Justin Davis Smith, Executive Director for Volunteering and Development, NCVO, commented: "These eight projects have been selected as exemplars for how local volunteer centres, with appropriate resources and support, can create innovative responses to needs in their communities and demonstrate their key role in developing and promoting volunteering. We look forward to working with these groups over the coming year and to sharing their learning and success to help build the sustainability and impact of the whole Volunteer Centre movement."

To see all the projects being supported visit the Innovation in Giving Fund.


Notes to editor:

For media enquiries please contact Natalie Hodgson at Nesta on 020 7438 2614 or email [email protected]

About the Innovation in Giving Fund

The Innovation in Giving Fund was launched in September 2011 by Nick Hurd, Minister for Civil Society as part of a £34million package to increase levels of social action. It is managed by Nesta, the UK's innovation agency and aims to back innovative ideas for increasing volunteering and charitable giving. The Fund is one of a number of new policies announced in the Giving White Paper in May 2011. For further information please see:

For more information about The Cabinet Office and its work on giving please go to

About Nesta:

Nesta is the UK's innovation foundation. We help people and organisations bring great ideas to life. We do this by providing investments and grants and mobilising research, networks and skills. We are an independent charity and our work is enabled by an endowment from the National Lottery.

Nesta Operating Company is a registered charity in England and Wales with a company number 7706036 and charity number 1144091. Registered as a charity in Scotland number SC042833. Registered office: 1 Plough Place, London, EC4A 1DE

About the Volunteer Centre network:

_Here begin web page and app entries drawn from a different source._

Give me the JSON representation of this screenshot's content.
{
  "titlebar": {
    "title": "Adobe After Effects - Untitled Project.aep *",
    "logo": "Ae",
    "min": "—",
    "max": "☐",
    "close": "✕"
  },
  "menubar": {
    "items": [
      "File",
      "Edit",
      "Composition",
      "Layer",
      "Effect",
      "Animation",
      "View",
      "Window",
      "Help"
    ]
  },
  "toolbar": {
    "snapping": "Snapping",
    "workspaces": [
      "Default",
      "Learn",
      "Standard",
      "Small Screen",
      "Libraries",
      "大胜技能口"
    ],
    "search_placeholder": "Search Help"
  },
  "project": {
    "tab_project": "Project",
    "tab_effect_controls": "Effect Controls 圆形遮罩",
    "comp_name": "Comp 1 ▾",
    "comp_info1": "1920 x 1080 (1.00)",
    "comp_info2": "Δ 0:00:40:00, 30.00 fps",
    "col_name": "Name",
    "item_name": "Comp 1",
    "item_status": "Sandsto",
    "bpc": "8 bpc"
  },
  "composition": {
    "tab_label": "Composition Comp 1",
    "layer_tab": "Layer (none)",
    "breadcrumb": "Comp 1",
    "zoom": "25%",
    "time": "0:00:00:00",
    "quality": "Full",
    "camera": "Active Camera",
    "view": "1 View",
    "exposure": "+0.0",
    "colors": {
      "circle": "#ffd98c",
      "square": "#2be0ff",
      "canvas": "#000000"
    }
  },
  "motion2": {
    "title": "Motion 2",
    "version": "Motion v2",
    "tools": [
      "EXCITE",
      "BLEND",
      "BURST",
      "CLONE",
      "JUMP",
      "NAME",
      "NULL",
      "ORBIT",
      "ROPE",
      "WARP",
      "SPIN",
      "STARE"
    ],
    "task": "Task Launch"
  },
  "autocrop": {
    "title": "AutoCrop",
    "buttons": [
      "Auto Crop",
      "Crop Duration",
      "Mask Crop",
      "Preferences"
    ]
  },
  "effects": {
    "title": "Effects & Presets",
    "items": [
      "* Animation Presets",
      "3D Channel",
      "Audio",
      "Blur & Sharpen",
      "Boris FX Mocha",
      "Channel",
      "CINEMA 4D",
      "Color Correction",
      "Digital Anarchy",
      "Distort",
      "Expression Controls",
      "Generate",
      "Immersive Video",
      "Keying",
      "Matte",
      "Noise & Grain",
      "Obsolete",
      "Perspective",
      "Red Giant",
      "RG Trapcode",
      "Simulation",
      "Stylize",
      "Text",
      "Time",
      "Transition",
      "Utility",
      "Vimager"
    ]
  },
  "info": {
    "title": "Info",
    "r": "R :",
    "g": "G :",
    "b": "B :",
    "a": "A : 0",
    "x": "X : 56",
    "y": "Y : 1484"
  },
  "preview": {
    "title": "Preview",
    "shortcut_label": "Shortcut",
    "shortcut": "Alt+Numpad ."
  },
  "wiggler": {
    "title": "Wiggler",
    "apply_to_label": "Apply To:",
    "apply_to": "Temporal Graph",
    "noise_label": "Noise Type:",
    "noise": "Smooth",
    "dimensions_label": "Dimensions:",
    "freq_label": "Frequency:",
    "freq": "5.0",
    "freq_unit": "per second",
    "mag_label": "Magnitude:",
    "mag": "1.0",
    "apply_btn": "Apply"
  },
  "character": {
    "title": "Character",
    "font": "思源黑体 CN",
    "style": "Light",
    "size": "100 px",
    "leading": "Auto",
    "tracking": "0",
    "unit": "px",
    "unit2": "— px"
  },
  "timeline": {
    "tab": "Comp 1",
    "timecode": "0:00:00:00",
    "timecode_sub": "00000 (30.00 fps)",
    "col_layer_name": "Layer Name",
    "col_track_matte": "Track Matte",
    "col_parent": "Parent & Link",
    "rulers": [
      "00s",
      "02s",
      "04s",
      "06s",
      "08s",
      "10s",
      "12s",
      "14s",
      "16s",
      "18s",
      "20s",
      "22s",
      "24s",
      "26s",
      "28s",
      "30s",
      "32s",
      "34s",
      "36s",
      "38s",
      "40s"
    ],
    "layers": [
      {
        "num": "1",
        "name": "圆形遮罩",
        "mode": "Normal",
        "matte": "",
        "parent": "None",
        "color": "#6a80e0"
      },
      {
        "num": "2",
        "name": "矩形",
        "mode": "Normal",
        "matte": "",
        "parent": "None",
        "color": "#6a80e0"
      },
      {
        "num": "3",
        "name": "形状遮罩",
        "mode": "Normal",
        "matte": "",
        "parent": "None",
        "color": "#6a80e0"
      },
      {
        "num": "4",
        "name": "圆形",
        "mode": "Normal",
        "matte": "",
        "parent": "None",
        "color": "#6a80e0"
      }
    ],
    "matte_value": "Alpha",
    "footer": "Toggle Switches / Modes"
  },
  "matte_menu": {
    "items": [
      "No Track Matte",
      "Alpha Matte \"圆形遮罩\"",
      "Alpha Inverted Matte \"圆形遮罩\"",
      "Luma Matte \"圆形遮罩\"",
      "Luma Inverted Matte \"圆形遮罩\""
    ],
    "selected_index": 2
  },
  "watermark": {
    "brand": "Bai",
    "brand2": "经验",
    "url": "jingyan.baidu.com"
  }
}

The network of Volunteer Centres in England comprises a diverse range of large and small organisations in urban, mixed and rural areas. An increasing proportion of Volunteer Centres are services hosted by, or integrated with, larger organisations (e.g. Council for Voluntary Service). Each is distinct in its operation, although all are registered charities.   Volunteer Centres are accredited nationally by NCVO for their work in developing local volunteering. This quality standard, Volunteer Centre Quality Accreditation (VCQA), assures local communities and funders that their Volunteer Centre is providing a nationally recognised kite-mark for services in supporting volunteers and volunteering-involving organisations. There are currently 243 accredited Volunteer Centres in England.